Tuesday, December 20, 2005

Mandatory Tours?

The assertion that the SD has begun debating the possibility of changing the voluntary assignment system to a mandatory one has generated a great deal of confusion and consternation, if not outright panic in some circles.

Part of the problem is semantic. Many people have issues with the word 'mandatory', equating that with taxes and military conscription. Not everyone would be required to go, obviously—only a select few. Although all incoming Foreign Service Personnel freely signed off that they were willing and available for worldwide service, the SD has been reticent to use that document to strong-arm FSOs into any position in which they might be especially uncomfortable.

Some members of the SFS (Senior Foreign Service) advocate changing this policy, but Secretary Rice continues to express confidence that adequate numbers of qualified volunteers will be found. The Baghdad mission is currently the most dangerous one we have, and the real problem is how to encourage and motivate people to volunteer.
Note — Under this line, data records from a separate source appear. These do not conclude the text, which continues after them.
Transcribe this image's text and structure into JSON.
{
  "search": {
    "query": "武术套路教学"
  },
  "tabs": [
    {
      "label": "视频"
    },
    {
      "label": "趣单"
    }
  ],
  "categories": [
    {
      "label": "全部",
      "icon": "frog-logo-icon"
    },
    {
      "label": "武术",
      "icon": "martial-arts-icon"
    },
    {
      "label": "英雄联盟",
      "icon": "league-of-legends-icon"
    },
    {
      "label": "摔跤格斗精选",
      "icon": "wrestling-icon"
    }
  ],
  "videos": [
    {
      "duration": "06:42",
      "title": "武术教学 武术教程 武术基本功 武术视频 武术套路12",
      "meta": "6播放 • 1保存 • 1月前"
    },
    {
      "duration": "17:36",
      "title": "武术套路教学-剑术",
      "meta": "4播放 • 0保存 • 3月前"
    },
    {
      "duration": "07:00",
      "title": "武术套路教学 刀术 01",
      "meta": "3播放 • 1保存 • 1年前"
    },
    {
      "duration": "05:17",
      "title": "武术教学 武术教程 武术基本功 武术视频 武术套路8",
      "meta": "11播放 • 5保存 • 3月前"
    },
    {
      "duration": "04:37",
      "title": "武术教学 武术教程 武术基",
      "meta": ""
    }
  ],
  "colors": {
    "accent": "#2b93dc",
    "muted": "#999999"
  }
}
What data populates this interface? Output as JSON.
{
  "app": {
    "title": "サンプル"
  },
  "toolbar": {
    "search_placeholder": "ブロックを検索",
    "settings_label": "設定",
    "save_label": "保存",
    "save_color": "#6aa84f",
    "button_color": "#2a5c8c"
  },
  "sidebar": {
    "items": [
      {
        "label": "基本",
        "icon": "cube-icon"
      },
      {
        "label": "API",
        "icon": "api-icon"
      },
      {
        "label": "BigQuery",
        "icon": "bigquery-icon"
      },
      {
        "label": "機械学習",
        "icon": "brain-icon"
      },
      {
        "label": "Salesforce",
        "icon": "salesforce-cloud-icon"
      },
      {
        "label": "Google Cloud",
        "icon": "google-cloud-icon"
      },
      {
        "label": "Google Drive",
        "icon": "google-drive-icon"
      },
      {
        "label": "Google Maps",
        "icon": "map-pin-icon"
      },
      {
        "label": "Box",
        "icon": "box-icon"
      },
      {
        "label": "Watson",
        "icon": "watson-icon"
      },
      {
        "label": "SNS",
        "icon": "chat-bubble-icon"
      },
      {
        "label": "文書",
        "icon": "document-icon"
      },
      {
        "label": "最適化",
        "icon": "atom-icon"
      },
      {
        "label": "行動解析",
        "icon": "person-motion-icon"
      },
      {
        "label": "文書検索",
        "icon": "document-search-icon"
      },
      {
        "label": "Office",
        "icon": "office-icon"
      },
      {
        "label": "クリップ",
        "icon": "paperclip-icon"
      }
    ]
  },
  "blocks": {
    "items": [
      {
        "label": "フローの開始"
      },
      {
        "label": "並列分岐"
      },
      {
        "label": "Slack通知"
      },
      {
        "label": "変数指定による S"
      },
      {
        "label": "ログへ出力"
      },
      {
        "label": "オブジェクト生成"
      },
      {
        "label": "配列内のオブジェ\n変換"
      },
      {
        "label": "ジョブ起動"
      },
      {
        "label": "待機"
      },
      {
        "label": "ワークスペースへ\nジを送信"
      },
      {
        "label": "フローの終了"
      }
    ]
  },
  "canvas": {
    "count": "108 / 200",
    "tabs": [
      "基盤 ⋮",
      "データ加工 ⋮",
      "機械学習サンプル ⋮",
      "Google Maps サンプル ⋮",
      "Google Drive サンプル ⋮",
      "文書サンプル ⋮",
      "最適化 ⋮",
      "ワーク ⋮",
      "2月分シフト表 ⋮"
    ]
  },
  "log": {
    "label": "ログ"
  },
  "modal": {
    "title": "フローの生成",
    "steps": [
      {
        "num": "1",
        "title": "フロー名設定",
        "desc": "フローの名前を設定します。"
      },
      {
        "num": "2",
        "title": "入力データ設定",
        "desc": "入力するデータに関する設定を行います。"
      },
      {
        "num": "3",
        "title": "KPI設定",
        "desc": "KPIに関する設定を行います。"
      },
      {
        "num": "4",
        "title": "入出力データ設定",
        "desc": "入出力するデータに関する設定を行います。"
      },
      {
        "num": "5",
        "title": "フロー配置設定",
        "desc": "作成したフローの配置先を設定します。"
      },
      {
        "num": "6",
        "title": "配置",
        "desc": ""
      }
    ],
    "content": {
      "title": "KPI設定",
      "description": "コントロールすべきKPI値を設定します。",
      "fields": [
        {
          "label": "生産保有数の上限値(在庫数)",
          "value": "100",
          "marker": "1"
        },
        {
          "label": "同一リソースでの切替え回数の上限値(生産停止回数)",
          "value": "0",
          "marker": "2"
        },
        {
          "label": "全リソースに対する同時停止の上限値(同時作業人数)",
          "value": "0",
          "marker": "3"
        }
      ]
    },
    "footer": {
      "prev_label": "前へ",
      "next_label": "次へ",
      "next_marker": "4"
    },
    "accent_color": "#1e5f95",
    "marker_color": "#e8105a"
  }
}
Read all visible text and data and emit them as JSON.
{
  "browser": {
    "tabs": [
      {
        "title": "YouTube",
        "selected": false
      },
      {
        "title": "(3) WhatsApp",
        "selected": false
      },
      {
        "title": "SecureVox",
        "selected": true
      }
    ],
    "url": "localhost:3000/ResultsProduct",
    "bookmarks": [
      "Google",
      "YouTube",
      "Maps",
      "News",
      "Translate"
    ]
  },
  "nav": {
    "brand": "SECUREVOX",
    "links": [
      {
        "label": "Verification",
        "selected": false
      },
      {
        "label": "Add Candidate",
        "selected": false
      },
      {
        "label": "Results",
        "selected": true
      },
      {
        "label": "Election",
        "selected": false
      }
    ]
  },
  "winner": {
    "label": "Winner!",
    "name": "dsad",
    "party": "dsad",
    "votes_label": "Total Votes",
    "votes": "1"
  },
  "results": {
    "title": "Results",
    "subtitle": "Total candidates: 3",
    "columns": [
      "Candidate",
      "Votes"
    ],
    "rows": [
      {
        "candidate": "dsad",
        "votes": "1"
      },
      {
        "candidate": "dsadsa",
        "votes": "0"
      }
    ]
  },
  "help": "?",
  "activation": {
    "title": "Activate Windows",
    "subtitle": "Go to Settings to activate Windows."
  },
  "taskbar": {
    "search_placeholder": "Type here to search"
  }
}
Traditionally, the SD has offered hazard pay, shorter tours, better positioning for subsequent postings, and various other 'amenities' to facilitate volunteerism. The downside is that these 'perks' tend to attract younger, single, more inexperienced personnel. The more experienced FSOs don't necessarily need better positioning; they balk at the prospect of being away from their families; and complain that the supposed gain from hazard pay is set off by the loss of higher 'cost of living' benefits they receive at many Western posts, including DC.

According to an aide to the Senate Foreign Relations Committee (hmm, an outsider?), the SD "needs to start here by changing expectations", that incoming JOs should be ready to accept any posting, like a military officer.

Sure, sure. Does that mean an A100 Boot Camp now? Tactical training and diplomatic parades?

But in some respects, s/he may be right. Instead of 'buying' volunteerism (c'mon, let's say it like it is), the SD should be providing the means to instill confidence and security awareness among the FSOs. The FSS Security Officers receive specific types of training; have some of those classes available to FSOs going into hostile environments. Make the so-called 'Crash and Bang' class mandatory. Offer various self-defense courses as electives. Teach them how to safely transport, handle, clear, and secure weapons. Granted, diplomats are not expecting (or even wanting) to carry a firearm, but consider offering additional training options to interested parties. They don't need to learn combat techniques or accrue time at the firing range, but a familiarity with weapons, their uses and limitations, will boost confidence in a potentially hostile environment.

At the same time, the knowledge that our diplomats might be learning this sends a strong message to those who actively seek to harm us: "We're no longer as soft a target as we once were." How many of our embassy invasions might have been avoided were it known that our FSOs might act more defensively? That possibility helped delay the storming of our embassies in Somalia and Liberia. Could it have made a difference in Tehran and Islamabad in 1979? Would it have deterred the embassy attack in Jedda in 2004, or encouraged the assigned guard to stand their ground? We'll never know. But it is certainly worth discussing.

There are quite a few articles/sites which examine and discuss this issue in greater detail:

I know this topic, and many of the proposed 'alternatives', are highly emotional issues for many current and future FSOs, and their respective families. Please feel free to discuss, comment, or add other links related to this dialogue!